Completing a late-model EFI engine swap is challenging enough without taking wiring into consideration, and while the wiring aspect of the swap is usually one of the last things people think of, it is one of the first things that should be figured out before you grab the first wrench. A bargain of an engine find might turn out to be not so much of a bargain if you can't source the proper wiring for the engine to make it run. While the go-to engine right now might be the 4.6L Four-Valve "Coyote" engine found in the '11-'14 Mustang GT (and available through Ford Racing's crate engine program), there are plenty of Ford engine offerings sitting in salvage yards (and possibly in your own backyard) that would make for a great engine swap into a classic Mustang or Ford.

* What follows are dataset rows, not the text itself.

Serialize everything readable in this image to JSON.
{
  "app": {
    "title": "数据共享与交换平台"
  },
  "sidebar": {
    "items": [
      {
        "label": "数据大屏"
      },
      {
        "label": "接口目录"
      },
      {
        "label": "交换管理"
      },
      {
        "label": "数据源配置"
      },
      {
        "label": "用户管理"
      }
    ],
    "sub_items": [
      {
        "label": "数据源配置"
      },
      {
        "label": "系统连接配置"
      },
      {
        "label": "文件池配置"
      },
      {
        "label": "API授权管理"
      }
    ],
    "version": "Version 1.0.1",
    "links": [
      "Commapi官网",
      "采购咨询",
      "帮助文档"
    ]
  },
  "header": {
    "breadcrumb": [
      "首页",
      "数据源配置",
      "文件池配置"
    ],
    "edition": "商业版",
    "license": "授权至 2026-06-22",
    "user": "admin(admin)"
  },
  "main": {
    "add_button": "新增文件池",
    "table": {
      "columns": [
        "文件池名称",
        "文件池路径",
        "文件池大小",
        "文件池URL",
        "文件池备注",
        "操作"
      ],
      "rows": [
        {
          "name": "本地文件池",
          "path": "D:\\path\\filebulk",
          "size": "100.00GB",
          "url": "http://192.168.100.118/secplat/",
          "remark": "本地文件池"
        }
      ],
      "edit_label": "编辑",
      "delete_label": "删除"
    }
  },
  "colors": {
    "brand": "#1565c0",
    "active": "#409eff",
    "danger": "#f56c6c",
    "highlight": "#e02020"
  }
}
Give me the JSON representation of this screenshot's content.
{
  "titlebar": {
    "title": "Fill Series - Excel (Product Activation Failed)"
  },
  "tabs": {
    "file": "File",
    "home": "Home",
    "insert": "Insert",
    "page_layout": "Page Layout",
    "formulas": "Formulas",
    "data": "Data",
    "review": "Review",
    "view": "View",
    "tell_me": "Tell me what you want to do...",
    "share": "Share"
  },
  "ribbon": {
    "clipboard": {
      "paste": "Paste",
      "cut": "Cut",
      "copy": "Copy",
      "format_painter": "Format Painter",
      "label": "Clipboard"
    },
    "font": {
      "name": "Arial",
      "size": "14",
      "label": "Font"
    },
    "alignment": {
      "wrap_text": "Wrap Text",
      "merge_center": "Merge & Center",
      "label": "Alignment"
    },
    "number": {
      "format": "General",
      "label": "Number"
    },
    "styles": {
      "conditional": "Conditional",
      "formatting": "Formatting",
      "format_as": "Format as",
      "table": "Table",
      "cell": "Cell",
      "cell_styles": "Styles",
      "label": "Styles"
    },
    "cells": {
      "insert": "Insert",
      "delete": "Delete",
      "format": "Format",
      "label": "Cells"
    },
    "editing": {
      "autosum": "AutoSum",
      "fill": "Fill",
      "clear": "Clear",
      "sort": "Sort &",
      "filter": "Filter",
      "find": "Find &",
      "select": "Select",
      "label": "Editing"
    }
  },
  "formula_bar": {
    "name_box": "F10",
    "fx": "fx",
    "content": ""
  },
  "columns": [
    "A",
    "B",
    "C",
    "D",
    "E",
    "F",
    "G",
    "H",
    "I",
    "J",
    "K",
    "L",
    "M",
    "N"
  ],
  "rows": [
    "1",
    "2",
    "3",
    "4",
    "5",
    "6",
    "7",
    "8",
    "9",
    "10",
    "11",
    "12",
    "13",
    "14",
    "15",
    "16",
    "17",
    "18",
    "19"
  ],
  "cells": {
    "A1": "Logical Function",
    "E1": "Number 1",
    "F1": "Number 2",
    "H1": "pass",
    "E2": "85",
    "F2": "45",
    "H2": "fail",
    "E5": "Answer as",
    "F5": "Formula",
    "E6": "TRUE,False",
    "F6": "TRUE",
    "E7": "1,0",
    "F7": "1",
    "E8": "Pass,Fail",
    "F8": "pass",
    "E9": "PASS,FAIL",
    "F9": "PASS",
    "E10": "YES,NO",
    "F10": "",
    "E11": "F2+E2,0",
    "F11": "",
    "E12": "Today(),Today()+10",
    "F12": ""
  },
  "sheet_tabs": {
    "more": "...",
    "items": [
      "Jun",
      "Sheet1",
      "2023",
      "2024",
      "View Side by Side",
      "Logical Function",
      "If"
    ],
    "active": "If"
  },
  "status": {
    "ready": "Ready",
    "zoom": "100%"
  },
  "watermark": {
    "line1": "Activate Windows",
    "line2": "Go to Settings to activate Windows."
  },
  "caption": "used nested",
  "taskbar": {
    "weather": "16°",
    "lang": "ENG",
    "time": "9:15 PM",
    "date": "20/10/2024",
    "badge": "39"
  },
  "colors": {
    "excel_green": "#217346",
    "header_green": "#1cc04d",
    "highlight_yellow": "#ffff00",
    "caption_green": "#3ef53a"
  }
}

Just such an example can be found between the front fenders of the '68 Mustang coupe seen here at Gillis Performance Restorations (GPR). Rusty Gillis is the man behind this project, and while the aforementioned Coyote would certainly be a welcome addition to this tidy little coupe, it is a budget shop project mainly being built from cast off items to offer a rolling business card of GPR's paint and body abilities. Since the body and paint are the main focus, the drivetrain consideration for the project basically fell into the realm of cheap and reliable, with EFI, and an overdrive trans to make it a nice cruiser. Rusty didn't need 500 horsepower to show off his shop's paint and metal working skills. To that end, he just happened to have a '96 Thunderbird sitting behind the shop that used to be his father's daily driver. The 4.6L Two-Valve engine under the hood would be the perfect swap candidate—low mileage, reliable, fuel injected, and best of all, free!
The panel-based wiring concept preached by the Ron Francis folks means anyone, even Rusty, can wire his/her EFI engine project ...
Tackling the 4.6L Two-Valve's physical installation would be a breeze for the likes of Rusty and his shop, however, the wiring was a different story altogether.
"I'm an old school carburetor guy; EFI wiring scares me," Rusty explained to us. It's good news for Rusty then that we know EFI wiring and live and breathe these swaps here at Modified Mustangs & Fords. While the Three-Valve modular in our Generation Gap project and Four-Valve Coyote modular in our Colt of Personality project both are/will be wired via Ford Racing Control Pack wiring kits, older Four-Valve and Two-Valve modulars, and more obscure swap candidates like the 3.8L supercharged V-6 from the Thunderbird Super Coupe, the 2.3L turbocharged I-4 from the Thunderbird Turbo Coupe and Mustang SVO, and other Ford engine packages can be a little more challenging to wire. However, if you're smart, you'll pick up the phone and order a Telorvek wiring panel system from The Detail Zone, a division of Ron Francis Wiring.